**Data:**
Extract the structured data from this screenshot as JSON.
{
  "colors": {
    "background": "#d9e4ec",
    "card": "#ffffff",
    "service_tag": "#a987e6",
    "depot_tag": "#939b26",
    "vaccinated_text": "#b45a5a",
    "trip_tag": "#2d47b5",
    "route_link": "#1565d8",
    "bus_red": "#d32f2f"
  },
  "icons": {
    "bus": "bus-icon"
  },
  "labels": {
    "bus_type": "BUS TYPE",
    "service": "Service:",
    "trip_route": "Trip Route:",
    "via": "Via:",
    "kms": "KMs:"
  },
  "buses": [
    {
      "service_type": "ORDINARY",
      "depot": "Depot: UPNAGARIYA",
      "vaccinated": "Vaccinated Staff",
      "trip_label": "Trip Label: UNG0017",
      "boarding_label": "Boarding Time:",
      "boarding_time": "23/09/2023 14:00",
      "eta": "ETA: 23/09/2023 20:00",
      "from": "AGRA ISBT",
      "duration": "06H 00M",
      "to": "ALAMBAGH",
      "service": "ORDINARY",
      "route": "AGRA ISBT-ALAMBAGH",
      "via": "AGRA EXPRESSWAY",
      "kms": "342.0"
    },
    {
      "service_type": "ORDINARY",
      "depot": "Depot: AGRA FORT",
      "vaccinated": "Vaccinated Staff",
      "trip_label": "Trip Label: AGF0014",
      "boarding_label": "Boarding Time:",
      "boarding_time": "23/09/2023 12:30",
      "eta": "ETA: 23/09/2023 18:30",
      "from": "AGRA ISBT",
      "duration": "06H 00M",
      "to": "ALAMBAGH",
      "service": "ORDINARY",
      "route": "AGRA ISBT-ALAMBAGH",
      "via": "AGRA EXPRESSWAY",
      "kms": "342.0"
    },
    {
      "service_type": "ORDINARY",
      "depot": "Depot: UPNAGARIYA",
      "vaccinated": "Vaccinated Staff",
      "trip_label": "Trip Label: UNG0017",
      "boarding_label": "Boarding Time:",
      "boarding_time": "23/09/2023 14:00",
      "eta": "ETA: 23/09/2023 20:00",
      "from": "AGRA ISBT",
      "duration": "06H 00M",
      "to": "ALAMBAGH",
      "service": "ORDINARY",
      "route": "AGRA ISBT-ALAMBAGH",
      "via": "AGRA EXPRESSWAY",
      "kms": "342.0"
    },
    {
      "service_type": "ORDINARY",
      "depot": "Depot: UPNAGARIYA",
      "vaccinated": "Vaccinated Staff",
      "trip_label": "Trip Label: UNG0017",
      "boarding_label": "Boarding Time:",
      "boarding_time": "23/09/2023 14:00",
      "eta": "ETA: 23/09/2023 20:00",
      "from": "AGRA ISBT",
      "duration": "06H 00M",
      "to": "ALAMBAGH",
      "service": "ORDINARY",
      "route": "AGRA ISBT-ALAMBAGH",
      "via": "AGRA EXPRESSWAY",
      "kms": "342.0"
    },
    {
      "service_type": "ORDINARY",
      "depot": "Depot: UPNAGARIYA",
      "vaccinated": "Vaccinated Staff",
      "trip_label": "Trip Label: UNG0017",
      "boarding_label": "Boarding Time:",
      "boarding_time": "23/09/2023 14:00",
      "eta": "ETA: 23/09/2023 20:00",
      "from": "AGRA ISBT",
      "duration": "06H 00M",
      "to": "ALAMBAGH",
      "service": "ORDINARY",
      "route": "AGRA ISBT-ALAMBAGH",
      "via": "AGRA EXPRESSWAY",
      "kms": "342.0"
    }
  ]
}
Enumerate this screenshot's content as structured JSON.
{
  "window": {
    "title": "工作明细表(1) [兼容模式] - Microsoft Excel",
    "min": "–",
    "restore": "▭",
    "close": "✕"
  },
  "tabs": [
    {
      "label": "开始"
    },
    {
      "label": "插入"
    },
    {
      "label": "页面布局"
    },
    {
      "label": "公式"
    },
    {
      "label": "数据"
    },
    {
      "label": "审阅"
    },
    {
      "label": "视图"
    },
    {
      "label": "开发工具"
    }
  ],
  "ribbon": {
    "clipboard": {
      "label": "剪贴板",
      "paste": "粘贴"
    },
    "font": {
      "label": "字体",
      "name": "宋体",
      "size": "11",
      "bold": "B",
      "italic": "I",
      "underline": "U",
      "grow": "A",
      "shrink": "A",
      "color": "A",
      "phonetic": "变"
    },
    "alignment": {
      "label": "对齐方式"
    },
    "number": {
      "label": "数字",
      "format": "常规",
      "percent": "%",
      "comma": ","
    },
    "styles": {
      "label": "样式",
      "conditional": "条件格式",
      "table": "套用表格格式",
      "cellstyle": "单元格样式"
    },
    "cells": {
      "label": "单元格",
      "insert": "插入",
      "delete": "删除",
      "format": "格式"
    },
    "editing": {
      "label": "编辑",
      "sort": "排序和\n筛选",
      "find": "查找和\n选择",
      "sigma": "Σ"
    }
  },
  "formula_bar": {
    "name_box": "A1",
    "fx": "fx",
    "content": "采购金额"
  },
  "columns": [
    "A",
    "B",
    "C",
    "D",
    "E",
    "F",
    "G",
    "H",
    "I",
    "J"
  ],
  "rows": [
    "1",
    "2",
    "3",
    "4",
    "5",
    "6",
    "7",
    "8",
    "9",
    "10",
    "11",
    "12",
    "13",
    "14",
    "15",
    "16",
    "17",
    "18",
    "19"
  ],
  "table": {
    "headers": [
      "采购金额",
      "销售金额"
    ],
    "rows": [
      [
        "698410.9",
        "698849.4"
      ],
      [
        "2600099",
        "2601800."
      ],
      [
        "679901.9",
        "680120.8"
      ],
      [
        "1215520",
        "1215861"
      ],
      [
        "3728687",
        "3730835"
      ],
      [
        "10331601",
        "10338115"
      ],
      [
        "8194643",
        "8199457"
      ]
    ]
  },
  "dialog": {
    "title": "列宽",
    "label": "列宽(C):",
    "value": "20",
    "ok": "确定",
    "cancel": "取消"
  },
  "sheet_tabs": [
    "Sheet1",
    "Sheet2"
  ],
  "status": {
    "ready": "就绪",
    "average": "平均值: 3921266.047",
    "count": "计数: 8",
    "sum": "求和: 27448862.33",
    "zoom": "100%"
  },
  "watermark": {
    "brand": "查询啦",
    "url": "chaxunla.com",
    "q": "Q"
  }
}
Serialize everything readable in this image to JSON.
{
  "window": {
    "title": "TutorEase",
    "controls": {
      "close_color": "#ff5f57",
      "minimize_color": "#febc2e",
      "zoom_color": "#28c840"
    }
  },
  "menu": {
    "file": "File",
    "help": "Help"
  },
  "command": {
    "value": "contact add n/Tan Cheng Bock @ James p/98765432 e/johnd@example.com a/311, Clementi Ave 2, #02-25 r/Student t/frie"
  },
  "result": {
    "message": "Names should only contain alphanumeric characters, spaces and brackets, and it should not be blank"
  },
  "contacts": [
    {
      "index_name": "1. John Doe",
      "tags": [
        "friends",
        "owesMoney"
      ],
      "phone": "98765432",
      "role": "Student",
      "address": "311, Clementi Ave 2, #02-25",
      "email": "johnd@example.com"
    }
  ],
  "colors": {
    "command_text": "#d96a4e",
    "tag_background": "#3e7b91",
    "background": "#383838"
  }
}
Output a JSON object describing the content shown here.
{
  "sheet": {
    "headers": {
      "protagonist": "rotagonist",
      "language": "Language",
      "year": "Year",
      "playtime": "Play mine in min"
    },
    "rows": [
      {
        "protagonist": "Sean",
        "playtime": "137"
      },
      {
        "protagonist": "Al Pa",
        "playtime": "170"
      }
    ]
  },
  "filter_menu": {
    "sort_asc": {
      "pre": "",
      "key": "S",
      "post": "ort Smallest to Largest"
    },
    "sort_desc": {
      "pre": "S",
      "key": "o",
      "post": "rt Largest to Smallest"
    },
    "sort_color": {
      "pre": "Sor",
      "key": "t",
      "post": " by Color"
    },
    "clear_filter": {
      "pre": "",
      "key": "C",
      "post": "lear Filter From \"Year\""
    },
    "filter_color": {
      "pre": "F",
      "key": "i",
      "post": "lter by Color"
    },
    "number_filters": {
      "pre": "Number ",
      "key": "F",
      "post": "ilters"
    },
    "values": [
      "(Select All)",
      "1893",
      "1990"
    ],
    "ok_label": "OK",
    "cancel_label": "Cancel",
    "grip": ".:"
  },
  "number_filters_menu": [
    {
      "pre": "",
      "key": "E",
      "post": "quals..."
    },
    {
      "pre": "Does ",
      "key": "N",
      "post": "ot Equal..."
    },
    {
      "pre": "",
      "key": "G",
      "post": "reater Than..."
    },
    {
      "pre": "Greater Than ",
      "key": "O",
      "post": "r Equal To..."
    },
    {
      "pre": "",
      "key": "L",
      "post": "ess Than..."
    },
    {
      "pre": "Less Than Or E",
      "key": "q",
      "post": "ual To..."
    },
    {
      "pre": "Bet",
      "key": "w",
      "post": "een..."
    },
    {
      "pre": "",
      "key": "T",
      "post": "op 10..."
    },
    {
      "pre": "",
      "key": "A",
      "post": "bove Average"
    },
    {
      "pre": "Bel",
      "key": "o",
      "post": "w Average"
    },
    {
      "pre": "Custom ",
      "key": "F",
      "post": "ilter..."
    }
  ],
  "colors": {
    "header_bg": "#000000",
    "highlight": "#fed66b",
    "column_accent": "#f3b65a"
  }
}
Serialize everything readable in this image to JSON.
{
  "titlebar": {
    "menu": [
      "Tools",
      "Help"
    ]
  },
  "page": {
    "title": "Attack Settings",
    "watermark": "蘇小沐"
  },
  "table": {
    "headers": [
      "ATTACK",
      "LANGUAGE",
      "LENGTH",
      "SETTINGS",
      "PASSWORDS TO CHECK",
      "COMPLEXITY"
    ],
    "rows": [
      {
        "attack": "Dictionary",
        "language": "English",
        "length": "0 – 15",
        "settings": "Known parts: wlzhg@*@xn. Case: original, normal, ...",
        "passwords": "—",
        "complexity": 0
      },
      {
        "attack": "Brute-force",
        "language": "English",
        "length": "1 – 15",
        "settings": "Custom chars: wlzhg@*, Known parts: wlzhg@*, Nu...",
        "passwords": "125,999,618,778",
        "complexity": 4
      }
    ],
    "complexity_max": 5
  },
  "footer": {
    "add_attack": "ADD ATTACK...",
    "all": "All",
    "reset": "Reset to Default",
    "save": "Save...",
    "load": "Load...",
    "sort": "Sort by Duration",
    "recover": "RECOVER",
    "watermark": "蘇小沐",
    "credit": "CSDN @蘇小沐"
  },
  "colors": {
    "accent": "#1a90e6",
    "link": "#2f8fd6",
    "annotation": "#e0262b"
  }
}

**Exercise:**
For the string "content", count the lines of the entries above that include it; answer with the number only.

**Task answer:**
3